**What the exercise asks:** The entries are to be written out word for word, with their images left out.

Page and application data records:
- Opening Delimiter -

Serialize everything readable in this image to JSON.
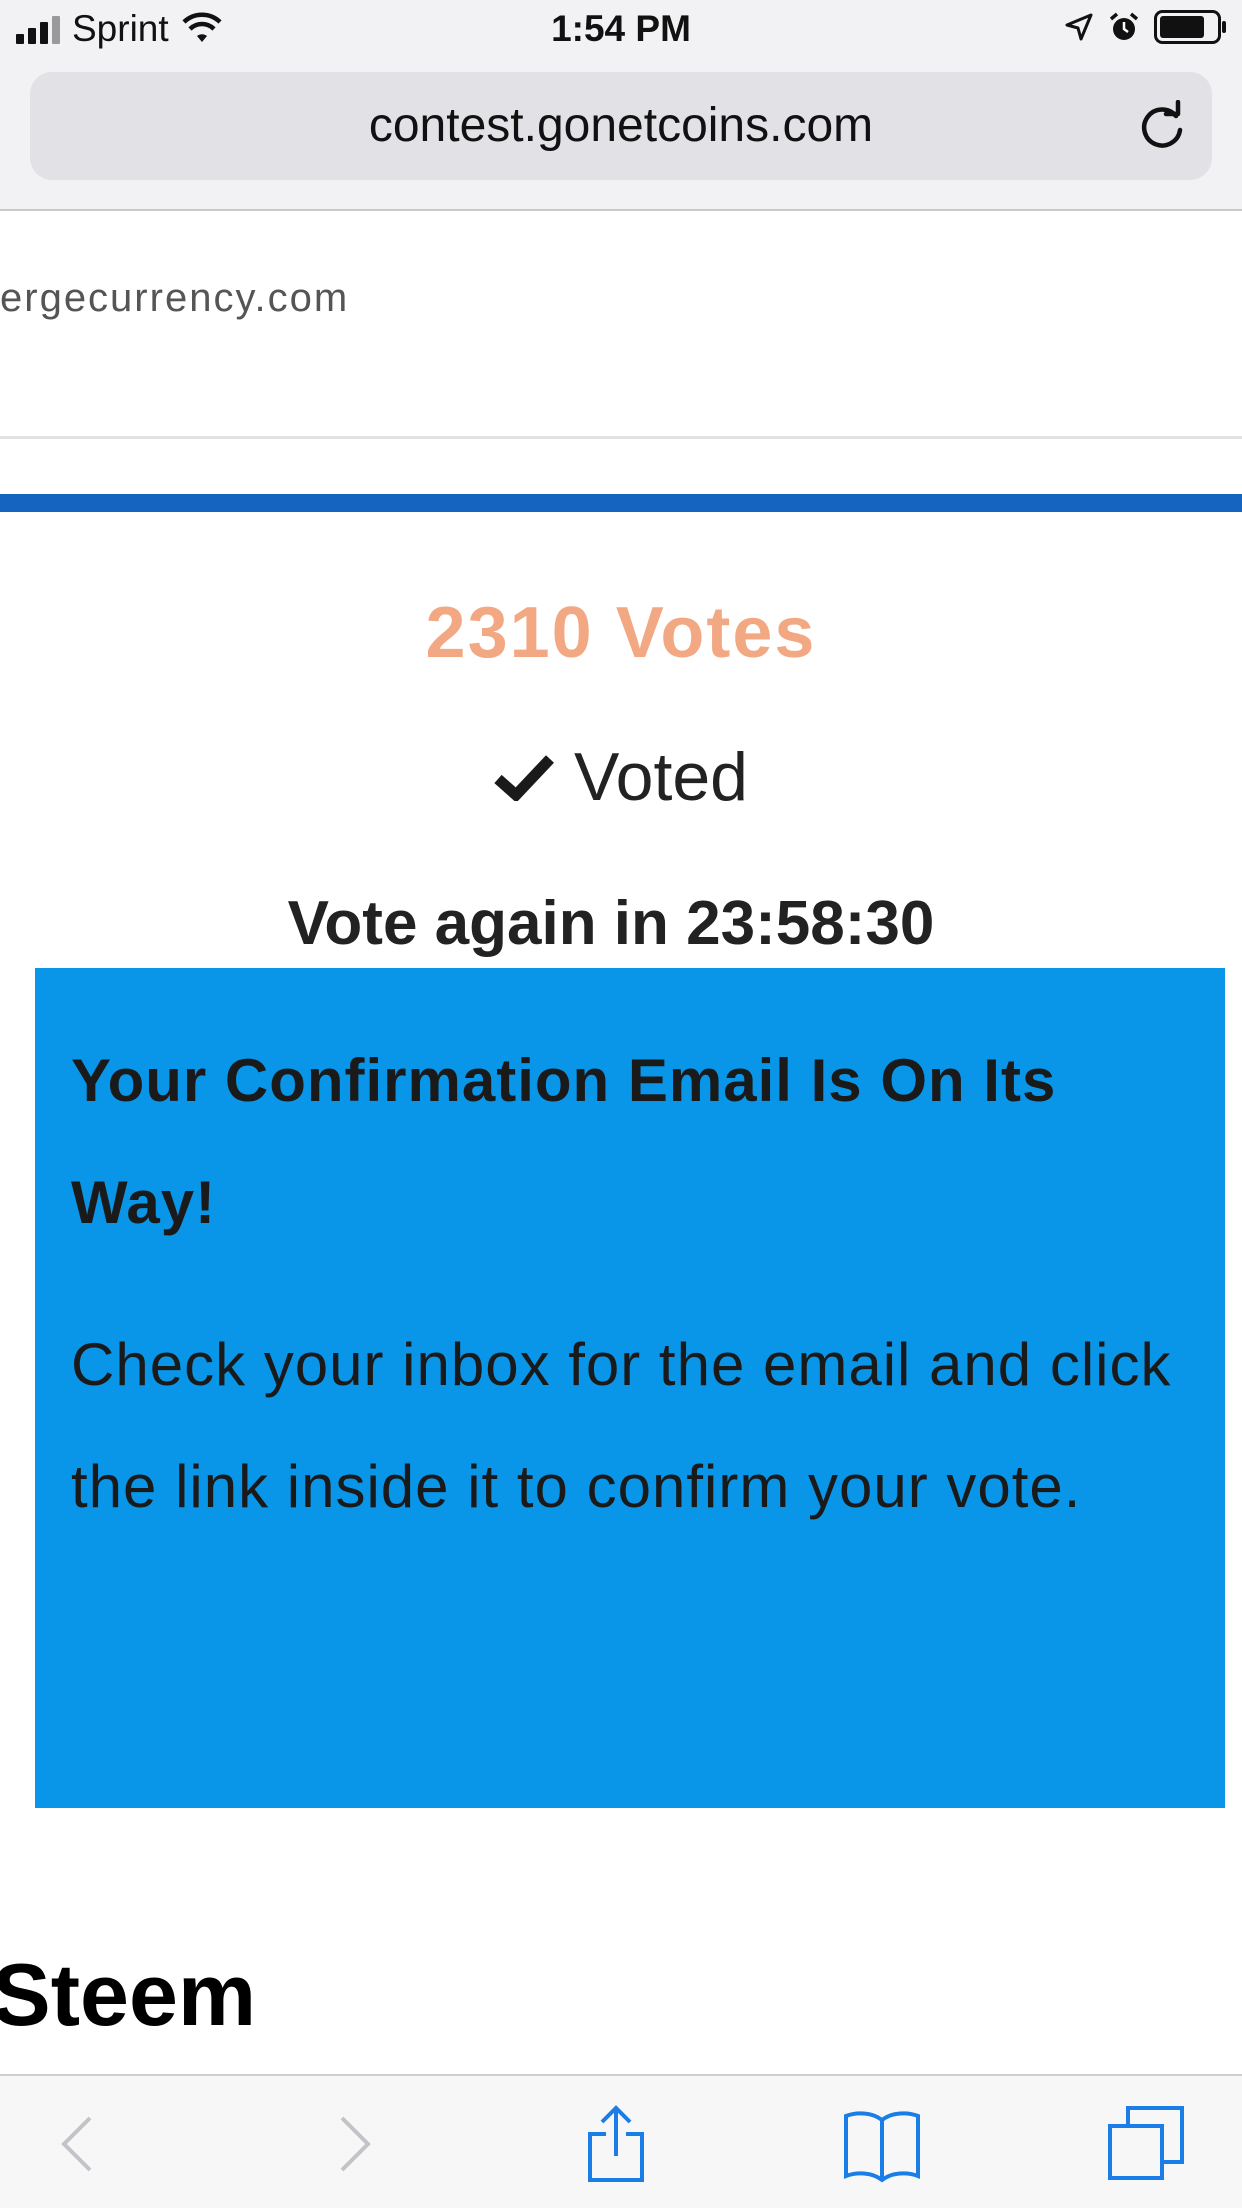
{
  "status_bar": {
    "carrier": "Sprint",
    "time": "1:54 PM"
  },
  "browser": {
    "url": "contest.gonetcoins.com"
  },
  "page": {
    "site_snippet": "ergecurrency.com",
    "votes_count": "2310 Votes",
    "voted_label": "Voted",
    "vote_again": "Vote again in 23:58:30",
    "confirmation": {
      "title": "Your Confirmation Email Is On Its Way!",
      "body": "Check your inbox for the email and click the link inside it to confirm your vote."
    },
    "next_heading": "Steem"
  },
  "colors": {
    "votes_accent": "#f2a883",
    "divider_blue": "#1565c0",
    "confirm_bg": "#0996e8"
  }
}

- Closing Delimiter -

**Exercise output:**
Serialize everything readable in this image to JSON.
{
  "status_bar": {
    "carrier": "Sprint",
    "time": "1:54 PM"
  },
  "browser": {
    "url": "contest.gonetcoins.com"
  },
  "page": {
    "site_snippet": "ergecurrency.com",
    "votes_count": "2310 Votes",
    "voted_label": "Voted",
    "vote_again": "Vote again in 23:58:30",
    "confirmation": {
      "title": "Your Confirmation Email Is On Its Way!",
      "body": "Check your inbox for the email and click the link inside it to confirm your vote."
    },
    "next_heading": "Steem"
  },
  "colors": {
    "votes_accent": "#f2a883",
    "divider_blue": "#1565c0",
    "confirm_bg": "#0996e8"
  }
}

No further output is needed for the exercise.